Mr Rennie was asked about how these warnings would be discussed by the crew, agreeing when Mr Findlay asked if conversation would be more casual than when a pilot would be speaking to air traffic control – as Mr Traill did twice before the crash.
Mr Findlay said: “I’m trying to understand what the atmosphere in the cockpit would be like.
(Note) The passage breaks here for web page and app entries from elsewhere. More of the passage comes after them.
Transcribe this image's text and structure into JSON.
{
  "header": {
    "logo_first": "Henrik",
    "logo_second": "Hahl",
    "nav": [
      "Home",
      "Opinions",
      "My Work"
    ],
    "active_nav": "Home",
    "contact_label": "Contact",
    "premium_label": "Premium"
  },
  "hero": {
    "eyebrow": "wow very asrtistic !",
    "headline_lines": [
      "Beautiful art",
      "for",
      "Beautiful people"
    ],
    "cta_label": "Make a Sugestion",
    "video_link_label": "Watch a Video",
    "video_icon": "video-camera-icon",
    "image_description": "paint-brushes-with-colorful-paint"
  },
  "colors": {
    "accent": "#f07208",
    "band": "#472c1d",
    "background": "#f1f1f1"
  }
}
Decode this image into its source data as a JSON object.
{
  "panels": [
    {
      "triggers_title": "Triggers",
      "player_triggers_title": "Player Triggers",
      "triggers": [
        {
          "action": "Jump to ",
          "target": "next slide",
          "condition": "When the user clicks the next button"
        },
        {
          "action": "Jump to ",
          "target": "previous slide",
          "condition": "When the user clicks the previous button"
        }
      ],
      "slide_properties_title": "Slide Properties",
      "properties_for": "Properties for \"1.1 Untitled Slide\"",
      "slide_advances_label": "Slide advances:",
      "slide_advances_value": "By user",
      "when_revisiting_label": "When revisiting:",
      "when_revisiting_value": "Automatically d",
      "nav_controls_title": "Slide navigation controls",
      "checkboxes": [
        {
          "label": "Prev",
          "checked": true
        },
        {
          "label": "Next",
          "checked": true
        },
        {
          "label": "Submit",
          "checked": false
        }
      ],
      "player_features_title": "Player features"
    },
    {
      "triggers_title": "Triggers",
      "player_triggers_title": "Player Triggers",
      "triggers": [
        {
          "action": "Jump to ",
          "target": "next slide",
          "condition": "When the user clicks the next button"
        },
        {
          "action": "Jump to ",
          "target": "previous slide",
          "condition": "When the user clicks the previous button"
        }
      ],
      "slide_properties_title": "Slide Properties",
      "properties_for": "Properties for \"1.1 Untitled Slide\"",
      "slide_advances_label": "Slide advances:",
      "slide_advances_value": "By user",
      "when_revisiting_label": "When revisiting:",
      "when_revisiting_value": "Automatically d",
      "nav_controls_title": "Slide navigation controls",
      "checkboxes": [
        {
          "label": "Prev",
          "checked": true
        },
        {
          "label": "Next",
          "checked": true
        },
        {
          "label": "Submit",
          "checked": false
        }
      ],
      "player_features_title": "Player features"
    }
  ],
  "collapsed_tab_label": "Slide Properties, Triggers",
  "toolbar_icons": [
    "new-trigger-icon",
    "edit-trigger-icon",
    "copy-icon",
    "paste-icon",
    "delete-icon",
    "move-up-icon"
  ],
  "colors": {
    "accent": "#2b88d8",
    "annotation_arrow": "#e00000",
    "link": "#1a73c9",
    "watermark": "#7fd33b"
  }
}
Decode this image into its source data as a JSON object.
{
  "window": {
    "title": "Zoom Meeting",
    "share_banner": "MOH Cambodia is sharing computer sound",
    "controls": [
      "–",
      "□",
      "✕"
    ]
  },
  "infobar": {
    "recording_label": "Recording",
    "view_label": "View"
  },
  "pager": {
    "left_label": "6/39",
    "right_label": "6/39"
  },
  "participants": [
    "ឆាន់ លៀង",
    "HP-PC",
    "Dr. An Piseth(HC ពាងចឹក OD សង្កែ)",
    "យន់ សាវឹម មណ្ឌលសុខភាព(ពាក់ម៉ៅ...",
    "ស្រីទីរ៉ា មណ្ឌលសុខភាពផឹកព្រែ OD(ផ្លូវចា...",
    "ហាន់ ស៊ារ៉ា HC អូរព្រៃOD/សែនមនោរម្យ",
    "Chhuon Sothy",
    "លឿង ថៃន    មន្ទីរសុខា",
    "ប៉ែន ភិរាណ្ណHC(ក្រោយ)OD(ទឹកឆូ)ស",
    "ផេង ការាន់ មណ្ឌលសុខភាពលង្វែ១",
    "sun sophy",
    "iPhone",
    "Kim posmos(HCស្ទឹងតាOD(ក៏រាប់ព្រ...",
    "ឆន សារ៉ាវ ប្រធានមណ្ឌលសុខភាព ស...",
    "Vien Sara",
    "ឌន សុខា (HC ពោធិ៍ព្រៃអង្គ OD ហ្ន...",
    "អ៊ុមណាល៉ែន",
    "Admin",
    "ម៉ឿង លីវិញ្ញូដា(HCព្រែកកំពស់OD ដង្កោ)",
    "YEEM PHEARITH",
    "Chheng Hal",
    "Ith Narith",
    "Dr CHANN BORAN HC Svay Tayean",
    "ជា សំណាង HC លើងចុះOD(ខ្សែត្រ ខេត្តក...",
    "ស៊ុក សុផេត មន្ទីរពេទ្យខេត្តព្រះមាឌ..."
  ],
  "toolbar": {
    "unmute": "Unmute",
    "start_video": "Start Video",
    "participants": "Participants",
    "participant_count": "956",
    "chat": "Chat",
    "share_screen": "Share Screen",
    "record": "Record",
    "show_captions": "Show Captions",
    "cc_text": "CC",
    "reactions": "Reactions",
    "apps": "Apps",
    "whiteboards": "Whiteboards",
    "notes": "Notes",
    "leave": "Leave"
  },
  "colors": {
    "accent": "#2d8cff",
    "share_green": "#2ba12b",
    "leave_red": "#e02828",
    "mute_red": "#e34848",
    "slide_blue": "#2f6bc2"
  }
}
You wouldn’t have ignored that (fuel warning), would you?”
The police constable replied: “No, I wouldn’t.”
He was then asked if he would “require some satisfying explanation from the pilot if he was ignoring” the warnings.
Mr Rennie said: “In answer to your question, if he was ignoring them then yes.”
Mr Rennie also said the acknowledgement of a warning would be made by either the pilot or the front observer and it “might be fairly quick”.
Being front observer was not a case of seniority over the rear observer, Mr Rennie added, and crew members often took turns in where they would observe from.
The inquiry heard Mr Rennie became a part-time air observer from 2006 and became full-time in 2012.
Sean Smith QC, for the Crown, asked: “Have you ever seen a low fuel warning in your time in the air?”
Mr Rennie said he had not, but had seen it when on the ground before or during checks and did not know if the fuel caution was a frequent indicator.
Sheriff Principal Craig Turnbull asked if he could recall seeing it in his 12 or 13 years of experience, to which Mr Rennie again said “No.”
Mr Rennie was the rear observer in the helicopter on the November 29 day shift before its fatal crash that evening.
The inquiry was shown a document detailing the flights from that shift, with the first journey from Glasgow to Inverness between 9.05am and 10.15am.
Mr Rennie said this was to refuel at Inverness before going on to a search – with a full tank – at Strathpeffer nearby.
The search took place during the second flight between 10.50am and 12.25pm before landing in Inverness to refuel again.
From there they conducted a short search of Dores, near Loch Ness, before returning to Glasgow at 2.35pm, when Mr Rennie completed paperwork before the end of his shift.
Mr Smith asked: “Were you aware of any defects or anything unusual with the aircraft?”
Mr Rennie replied: “No, I wasn’t.”
He was asked if there had been “any discussion between you and the pilot” about any problems.
Mr Rennie said: “I don’t recall any.”
The inquiry before Mr Turnbull continues at the temporary court at Hampden Park on Monday.